PROBLEM TO WORK ON: Filter the entries, keeping every line with the string "shortcut".

MATERIALS PROVIDED:
- - -

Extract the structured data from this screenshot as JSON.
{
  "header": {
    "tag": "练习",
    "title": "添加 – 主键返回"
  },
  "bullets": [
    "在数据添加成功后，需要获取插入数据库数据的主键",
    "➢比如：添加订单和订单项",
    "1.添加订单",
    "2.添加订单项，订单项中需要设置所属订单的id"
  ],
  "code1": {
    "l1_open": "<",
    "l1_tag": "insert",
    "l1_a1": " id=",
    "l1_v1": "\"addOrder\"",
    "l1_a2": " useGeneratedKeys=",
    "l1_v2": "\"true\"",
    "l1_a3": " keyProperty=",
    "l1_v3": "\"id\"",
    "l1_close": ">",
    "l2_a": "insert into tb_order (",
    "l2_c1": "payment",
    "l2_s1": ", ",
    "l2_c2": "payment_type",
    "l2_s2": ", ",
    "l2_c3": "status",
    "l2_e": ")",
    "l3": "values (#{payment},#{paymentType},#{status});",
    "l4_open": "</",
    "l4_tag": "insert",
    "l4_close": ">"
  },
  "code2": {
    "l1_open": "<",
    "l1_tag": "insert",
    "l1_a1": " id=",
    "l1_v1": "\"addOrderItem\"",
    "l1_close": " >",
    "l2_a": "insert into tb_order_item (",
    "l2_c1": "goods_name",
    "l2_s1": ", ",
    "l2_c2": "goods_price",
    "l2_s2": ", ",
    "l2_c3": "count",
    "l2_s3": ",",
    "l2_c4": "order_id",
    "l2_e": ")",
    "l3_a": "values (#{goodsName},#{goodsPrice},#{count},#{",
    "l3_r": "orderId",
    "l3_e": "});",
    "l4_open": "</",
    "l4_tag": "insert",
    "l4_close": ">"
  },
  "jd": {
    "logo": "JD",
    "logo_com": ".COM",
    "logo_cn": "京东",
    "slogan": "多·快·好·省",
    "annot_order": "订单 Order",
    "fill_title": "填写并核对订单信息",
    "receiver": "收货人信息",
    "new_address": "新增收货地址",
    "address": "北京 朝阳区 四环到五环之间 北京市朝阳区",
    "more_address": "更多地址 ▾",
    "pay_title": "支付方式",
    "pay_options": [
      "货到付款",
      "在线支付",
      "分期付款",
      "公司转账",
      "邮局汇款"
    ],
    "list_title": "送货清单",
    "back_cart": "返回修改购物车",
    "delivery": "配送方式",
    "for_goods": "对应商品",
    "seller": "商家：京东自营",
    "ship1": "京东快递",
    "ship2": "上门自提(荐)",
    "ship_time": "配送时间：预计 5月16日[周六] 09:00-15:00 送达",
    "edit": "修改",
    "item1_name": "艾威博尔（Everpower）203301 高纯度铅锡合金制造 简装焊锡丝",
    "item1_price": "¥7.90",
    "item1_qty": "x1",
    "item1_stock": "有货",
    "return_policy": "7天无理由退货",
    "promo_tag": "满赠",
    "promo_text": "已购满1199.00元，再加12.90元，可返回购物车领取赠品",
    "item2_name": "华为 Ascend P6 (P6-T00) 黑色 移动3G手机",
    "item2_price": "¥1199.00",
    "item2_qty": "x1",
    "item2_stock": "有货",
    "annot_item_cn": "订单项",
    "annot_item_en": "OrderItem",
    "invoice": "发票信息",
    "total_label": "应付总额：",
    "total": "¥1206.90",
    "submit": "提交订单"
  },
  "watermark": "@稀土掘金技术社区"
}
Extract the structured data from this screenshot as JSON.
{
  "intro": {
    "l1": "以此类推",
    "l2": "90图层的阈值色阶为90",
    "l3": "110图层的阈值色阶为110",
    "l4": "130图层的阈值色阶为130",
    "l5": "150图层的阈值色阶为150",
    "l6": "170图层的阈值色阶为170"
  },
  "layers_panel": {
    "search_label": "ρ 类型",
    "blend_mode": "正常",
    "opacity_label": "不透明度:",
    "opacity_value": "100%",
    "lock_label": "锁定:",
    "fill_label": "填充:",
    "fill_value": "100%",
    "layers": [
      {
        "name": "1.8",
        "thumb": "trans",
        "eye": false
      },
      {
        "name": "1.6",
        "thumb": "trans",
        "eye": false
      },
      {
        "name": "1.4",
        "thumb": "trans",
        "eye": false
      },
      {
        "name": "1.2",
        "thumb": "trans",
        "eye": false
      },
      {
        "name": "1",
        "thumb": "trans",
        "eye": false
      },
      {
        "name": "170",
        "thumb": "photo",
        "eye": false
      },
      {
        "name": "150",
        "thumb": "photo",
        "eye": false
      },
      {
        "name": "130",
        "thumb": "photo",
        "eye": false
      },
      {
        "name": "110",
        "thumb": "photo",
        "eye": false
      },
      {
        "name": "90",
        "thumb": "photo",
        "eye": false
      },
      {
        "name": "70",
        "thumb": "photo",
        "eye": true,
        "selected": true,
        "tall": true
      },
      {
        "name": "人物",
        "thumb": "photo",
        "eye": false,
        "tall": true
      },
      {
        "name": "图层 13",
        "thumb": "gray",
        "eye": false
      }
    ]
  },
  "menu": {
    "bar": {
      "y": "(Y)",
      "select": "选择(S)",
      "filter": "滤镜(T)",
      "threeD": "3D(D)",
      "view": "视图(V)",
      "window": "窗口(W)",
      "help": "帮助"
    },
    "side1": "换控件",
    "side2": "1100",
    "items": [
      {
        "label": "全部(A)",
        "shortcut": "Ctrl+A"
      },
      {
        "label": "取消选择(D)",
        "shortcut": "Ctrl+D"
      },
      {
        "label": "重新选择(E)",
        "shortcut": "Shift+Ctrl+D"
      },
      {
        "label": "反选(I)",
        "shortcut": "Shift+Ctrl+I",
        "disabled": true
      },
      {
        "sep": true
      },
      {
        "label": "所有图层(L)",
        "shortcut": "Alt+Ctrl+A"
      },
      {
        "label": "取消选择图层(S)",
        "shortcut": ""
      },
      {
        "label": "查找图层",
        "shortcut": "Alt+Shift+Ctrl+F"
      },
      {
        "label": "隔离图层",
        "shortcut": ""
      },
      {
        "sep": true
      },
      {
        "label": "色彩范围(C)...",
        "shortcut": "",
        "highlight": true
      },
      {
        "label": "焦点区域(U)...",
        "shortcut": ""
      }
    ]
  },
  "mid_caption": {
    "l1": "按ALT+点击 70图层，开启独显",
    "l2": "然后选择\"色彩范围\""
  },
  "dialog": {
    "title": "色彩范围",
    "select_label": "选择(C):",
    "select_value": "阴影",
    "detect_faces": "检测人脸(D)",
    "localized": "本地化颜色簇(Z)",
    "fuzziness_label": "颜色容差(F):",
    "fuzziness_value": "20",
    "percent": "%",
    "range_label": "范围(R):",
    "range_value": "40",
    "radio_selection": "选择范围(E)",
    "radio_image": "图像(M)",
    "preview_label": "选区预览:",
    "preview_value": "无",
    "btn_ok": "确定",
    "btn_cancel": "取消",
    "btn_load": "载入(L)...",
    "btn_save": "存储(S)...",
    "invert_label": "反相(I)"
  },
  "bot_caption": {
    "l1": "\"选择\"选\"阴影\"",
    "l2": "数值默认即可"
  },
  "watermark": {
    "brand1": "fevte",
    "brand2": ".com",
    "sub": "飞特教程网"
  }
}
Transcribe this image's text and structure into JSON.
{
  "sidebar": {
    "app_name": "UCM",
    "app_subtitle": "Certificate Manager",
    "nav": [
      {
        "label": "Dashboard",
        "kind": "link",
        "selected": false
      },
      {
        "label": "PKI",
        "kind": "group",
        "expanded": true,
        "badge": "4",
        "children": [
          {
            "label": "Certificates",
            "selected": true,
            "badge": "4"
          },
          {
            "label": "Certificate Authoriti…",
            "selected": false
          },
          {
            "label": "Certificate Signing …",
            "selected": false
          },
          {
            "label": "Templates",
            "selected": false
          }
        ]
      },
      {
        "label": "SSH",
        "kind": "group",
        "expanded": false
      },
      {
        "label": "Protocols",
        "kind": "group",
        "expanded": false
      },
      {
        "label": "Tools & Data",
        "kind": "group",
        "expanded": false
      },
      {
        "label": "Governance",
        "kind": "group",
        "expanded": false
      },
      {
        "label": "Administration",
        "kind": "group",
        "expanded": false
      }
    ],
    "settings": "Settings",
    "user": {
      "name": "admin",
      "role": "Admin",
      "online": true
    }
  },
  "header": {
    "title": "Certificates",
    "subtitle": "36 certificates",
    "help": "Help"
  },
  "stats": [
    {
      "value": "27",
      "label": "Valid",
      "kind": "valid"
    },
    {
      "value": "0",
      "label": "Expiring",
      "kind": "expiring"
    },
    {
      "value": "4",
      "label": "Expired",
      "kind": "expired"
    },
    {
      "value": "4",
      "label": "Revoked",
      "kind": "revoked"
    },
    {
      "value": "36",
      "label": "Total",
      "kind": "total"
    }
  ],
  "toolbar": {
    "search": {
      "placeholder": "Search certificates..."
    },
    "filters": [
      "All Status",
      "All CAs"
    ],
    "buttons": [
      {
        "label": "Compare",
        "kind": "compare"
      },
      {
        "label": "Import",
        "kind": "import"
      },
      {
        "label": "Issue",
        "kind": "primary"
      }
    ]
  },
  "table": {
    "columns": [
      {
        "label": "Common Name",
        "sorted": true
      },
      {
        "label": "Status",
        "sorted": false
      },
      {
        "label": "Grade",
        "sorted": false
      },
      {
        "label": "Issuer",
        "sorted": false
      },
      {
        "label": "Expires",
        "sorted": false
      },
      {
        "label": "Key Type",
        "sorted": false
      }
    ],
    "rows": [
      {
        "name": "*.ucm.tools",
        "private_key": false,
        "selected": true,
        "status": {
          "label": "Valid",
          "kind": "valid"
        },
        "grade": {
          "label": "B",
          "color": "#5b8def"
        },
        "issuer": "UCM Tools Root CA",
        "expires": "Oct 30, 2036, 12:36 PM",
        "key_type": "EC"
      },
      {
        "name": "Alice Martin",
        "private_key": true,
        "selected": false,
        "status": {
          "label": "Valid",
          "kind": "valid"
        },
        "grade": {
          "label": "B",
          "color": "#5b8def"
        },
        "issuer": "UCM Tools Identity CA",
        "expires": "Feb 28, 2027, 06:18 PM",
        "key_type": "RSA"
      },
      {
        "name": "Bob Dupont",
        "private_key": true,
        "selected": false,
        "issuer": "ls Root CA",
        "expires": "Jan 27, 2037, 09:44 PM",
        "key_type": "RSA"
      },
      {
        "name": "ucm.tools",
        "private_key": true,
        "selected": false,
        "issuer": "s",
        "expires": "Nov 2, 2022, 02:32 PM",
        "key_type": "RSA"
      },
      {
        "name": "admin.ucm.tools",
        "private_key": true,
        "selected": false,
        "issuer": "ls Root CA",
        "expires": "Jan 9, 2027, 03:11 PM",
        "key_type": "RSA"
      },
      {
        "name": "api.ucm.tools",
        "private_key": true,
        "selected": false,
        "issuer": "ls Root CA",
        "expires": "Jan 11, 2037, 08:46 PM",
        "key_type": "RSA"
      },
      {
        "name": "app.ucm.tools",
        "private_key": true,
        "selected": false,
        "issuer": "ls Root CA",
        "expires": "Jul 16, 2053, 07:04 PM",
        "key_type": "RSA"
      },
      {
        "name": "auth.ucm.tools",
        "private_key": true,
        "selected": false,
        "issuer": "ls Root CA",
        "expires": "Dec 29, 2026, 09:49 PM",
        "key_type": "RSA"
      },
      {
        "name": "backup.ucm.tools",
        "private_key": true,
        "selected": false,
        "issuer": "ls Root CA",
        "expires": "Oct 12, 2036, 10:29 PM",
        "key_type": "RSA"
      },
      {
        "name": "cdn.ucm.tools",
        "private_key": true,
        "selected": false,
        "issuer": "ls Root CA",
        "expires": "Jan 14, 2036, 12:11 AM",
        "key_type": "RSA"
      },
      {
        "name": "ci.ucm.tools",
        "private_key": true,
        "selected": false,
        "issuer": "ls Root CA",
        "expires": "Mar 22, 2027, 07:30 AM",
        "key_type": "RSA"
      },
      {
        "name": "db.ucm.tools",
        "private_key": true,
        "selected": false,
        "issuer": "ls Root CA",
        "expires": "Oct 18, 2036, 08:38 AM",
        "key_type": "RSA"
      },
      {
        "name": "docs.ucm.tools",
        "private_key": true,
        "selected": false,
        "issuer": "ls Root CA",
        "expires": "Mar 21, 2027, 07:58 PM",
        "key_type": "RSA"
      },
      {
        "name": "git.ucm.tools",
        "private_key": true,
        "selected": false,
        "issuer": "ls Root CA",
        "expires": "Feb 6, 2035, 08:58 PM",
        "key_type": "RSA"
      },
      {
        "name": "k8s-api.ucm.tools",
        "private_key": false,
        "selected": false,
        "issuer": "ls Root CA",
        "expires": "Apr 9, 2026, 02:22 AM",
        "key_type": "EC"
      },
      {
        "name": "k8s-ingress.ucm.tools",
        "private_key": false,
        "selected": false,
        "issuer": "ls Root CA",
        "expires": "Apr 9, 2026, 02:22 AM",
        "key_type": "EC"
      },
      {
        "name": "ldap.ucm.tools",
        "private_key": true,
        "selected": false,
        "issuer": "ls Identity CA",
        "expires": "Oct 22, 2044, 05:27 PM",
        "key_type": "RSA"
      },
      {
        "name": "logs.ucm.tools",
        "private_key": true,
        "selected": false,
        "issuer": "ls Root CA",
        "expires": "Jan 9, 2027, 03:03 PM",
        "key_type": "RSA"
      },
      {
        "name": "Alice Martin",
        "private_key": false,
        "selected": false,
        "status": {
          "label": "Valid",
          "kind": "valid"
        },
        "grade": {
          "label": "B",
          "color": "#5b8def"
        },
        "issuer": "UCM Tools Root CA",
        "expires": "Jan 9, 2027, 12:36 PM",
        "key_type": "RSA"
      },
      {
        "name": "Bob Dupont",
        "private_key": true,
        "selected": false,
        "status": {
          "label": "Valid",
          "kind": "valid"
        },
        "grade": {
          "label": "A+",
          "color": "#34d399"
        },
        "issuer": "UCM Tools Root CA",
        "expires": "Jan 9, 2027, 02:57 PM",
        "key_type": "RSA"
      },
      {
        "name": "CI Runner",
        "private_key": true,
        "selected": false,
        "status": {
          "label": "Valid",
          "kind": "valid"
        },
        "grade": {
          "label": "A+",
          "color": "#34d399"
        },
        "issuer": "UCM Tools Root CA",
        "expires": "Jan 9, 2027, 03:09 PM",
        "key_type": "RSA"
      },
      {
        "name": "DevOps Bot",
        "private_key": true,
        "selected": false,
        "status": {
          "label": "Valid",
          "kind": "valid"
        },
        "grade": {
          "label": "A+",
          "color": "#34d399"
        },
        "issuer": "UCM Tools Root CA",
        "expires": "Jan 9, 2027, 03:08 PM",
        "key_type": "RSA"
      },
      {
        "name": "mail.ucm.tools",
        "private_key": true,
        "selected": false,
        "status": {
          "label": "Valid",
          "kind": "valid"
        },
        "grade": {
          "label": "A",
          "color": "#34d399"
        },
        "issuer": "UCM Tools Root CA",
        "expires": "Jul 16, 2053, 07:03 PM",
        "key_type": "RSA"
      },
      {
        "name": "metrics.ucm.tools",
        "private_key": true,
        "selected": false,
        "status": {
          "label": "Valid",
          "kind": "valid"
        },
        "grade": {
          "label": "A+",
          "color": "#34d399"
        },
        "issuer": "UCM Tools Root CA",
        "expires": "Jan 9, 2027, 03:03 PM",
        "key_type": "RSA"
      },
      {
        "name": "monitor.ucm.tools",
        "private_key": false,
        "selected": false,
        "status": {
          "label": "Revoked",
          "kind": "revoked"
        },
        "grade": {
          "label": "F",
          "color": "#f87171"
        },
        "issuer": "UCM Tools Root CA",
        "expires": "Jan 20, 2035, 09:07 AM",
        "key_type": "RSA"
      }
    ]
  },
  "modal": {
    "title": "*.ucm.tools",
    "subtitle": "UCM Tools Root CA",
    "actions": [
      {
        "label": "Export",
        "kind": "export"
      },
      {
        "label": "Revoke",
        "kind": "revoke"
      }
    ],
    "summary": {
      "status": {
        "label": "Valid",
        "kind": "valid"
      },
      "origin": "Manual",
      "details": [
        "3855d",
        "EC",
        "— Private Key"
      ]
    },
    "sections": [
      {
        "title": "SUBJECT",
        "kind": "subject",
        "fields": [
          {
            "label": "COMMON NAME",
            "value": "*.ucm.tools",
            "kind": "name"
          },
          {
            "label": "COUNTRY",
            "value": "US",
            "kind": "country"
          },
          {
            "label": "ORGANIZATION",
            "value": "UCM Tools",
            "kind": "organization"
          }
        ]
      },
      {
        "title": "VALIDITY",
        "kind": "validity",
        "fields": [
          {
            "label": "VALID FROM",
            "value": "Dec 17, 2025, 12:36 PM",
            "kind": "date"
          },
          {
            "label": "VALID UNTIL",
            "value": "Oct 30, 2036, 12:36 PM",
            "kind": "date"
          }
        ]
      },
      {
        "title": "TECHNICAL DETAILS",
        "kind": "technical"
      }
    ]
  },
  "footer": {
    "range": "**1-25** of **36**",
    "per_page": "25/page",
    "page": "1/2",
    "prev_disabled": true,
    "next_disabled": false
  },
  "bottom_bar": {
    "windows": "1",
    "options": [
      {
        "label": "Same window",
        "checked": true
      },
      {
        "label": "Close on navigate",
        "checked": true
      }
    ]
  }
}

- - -

OUTPUT FOR THIS TASK:
        "shortcut": "Ctrl+A"
        "shortcut": "Ctrl+D"
        "shortcut": "Shift+Ctrl+D"
        "shortcut": "Shift+Ctrl+I",
        "shortcut": "Alt+Ctrl+A"
        "shortcut": ""
        "shortcut": "Alt+Shift+Ctrl+F"
        "shortcut": ""
        "shortcut": "",
        "shortcut": ""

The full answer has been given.